Date of Graduation
Master of Arts in English (MA)
Lissette Lopez Szwydky-Davis
Second Committee Member
Dracula, Hyde, Mobility, Monsters, social mobility

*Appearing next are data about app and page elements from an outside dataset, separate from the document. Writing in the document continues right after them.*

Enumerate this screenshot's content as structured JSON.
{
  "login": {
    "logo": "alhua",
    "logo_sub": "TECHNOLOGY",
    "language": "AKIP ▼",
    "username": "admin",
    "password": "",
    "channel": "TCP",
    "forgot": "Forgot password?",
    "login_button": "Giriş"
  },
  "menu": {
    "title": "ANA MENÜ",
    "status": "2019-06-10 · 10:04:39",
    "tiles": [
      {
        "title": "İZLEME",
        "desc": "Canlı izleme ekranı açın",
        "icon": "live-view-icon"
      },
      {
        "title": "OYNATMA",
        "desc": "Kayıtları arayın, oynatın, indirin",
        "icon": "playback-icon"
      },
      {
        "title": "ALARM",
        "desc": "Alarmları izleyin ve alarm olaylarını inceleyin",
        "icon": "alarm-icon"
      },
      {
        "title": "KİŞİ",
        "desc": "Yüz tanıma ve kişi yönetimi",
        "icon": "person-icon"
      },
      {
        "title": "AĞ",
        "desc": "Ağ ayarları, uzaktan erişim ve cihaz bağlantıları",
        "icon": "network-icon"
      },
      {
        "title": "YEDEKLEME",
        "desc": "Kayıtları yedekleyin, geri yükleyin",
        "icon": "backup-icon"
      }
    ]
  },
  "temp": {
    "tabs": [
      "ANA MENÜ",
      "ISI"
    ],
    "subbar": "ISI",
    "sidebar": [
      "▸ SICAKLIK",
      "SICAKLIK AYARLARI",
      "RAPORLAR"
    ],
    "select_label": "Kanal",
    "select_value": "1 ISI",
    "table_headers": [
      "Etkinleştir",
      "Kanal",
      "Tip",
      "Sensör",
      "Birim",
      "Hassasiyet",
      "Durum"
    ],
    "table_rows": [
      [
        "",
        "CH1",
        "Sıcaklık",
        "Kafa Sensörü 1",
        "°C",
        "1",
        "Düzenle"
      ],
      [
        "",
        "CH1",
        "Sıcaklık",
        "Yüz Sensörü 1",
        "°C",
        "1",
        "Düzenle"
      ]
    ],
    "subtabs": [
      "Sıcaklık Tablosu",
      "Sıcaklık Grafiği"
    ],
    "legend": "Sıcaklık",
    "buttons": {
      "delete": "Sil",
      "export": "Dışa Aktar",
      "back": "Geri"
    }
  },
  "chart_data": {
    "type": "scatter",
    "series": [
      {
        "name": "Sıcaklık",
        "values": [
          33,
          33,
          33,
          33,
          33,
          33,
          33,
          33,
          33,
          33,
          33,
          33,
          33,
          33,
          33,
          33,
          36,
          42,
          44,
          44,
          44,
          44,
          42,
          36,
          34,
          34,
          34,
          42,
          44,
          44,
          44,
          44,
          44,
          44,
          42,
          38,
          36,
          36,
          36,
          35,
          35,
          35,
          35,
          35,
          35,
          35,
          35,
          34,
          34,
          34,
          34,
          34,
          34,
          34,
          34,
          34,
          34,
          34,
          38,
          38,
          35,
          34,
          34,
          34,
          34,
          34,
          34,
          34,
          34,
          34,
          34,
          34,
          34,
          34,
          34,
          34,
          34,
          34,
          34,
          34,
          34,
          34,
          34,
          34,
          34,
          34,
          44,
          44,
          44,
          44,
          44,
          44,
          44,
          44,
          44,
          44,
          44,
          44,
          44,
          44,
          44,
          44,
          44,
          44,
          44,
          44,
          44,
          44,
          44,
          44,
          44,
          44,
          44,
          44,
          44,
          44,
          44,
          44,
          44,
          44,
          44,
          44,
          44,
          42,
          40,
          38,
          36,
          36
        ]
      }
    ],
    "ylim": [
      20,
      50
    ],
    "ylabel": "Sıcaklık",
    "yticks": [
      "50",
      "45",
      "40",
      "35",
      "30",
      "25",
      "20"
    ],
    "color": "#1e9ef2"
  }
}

This thesis explores Late Victorian Gothic texts that are central to theories on monstrosity in terms of mobility by examining Dr. Jekyll and Mr. Hyde and Dracula. The goal of this project is to survey the ways in which two exemplary monsters, Mr. Hyde and Count Dracula, promote mobility for others and themselves as an inherent part of their monstrosity. The variety of this mobility is demonstrated by examples showing how monsters move and encourage movement in ways that are social and transformative as well as physical. Because social mobility is essential to these movements, this study also considers the societies these monsters enter and interrupt. The gentleman bachelors of Dr. Jekyll and Mr. Hyde and Dracula's Crew of Light and the women they seek to protect are presented as monolithic groups that the monster joins, transforms, and spurs into movement. By identifying mobility as one of the main attributes of monstrosity, this argument seeks to not only add to the copious amount of scholarship already done on these works but also to reconcile some of them since many of the most critically controversial aspects of these texts are rooted in the monster's mobility. A study focused on movement not only adds something that is missing from the existing discussion on these seminal monsters but also provides a new framework through which to discuss constantly evolving theories of monstrosity.
Weese, A. D. (2019). Monstrous Mobility in Dr. Jekyll and Mr. Hyde and Dracula. Graduate Theses and Dissertations Retrieved from https://scholarworks.uark.edu/etd/3142